It was only when he arrived in Bogotá that he realised the gravity of the situation and the threat began to feel more serious. He describes arriving in Bogotá as entering a “hostile environment,” especially as a foreigner, and says that he has had to find new accommodation due to hostels shutting down.
At the moment, Ajae is staying at a hostel in La Candelaria with some other foreigners, mostly American and European, who are also paying per night whilst struggling to find a way home. He adds that police have raided the hostel multiple times with immigration to check passports. It was during one of these checks that he realised he had lost his passport while withdrawing emergency money, making his situation all the more difficult. He tells us that the US embassy has suggested buying a commercial flight, but with Ajae’s financial situation quickly worsening, it doesn’t look as though this will be a viable option.

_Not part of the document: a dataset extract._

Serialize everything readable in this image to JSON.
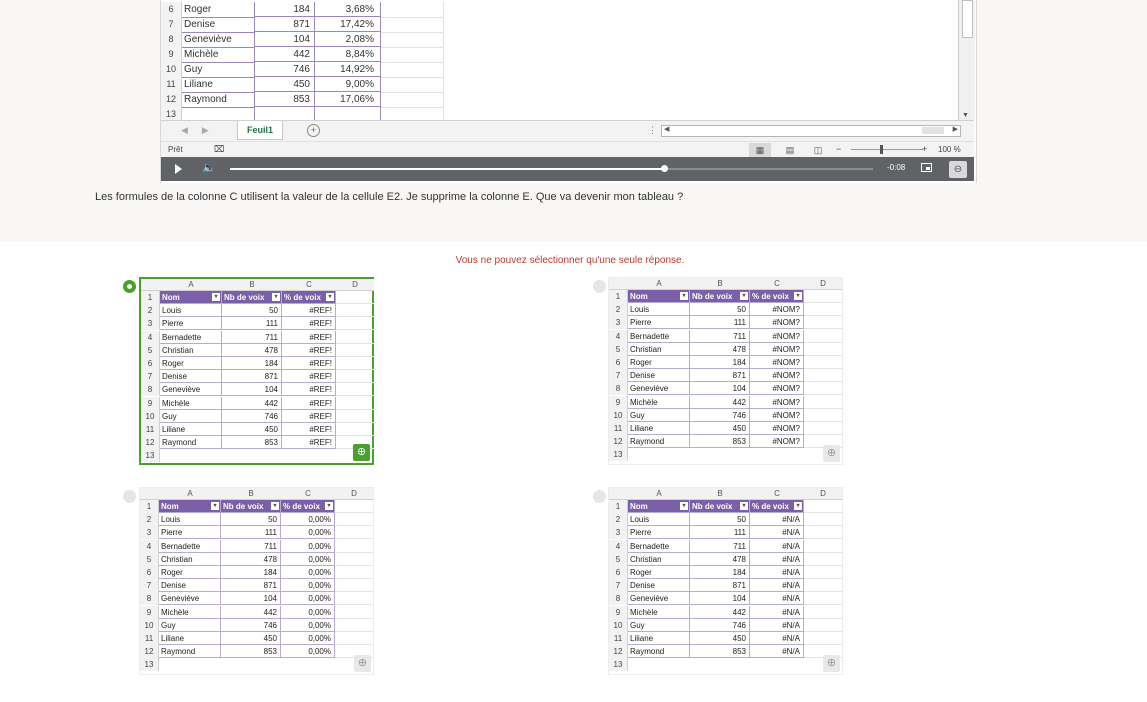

Brendan, a US citizen, landed in Bogota on February 28, just before immigration began implementing a 14-day quarantine for foreigners entering the country. His plan was to travel Colombia for a few months but was caught up in Boyaca when Claudia López announced the four-day quarantine drill for Bogotá. He is currently staying in an Airbnb in Tunja, unable to return to the capital due to closed bus terminals. He says he has no option but to stay in the Airbnb until the national quarantine ends, but of course, nobody knows when that will be. However, Brendan remains hopeful that there may be a possibility of a repatriation flight in the coming week.
French solo female traveller, Ewa, told us of her struggle to return home. She did manage to get out of the country before the international flights were stopped, but has this advice for those who are still here: “I would advise those who do not have a stable place to stay (apartment or Airbnb) to try their best to leave the country as things might get more unstable and difficult for foreigners.” She added, “The uncertainty of how long the lockdown will last is a big worry. It could be months. Also, given that this is still a developing country, I would say that the social and economic situation for now is more of a worry than the medical and sanitary risks.”
What can you do if you’re a traveller stuck in Colombia?
- Try and get home. Some embassies and governments have managed to organise flights and if you act now you might be able to get on one of them.
- Call your country’s embassy. They will be able to give you advice and the necessary information regarding any repatriation flights. Be patient as they will be receiving many calls like yours, and follow their twitter and social media accounts for the latest updates. Don’t expect them to work miracles or cover the cost of your flight.
- Even if you can’t get through by phone, go to the embassy website and do what is indicated. If your government has a registration platform for their citizens abroad, sign up so that the embassy is aware of your whereabouts and status.
- Find an inexpensive place to stay for at least a month. While the quarantine is set to end on April 13, be prepared for it to last longer.
- If you have insurance, contact your insurer to find out what help is available. Again, be patient as there will be a high volume of calls.
- Check your insurance coverage and buy or extend health insurance if necessary. You do not want to be in another country during a global pandemic with no health coverage.
This list of open hotels and hostels was shared by the Dutch embassy this week:
If you are unable to get home, don’t panic. Colombia is already taking early action to stop the spread of the virus and the big cities have good supplies of food and water. During the nationwide quarantine, you can still go to nearby shops and there’s plenty of food delivery services available. Use social media to keep in touch with friends and family and try to look after yourself wherever you are.
Published in The Bogotá Post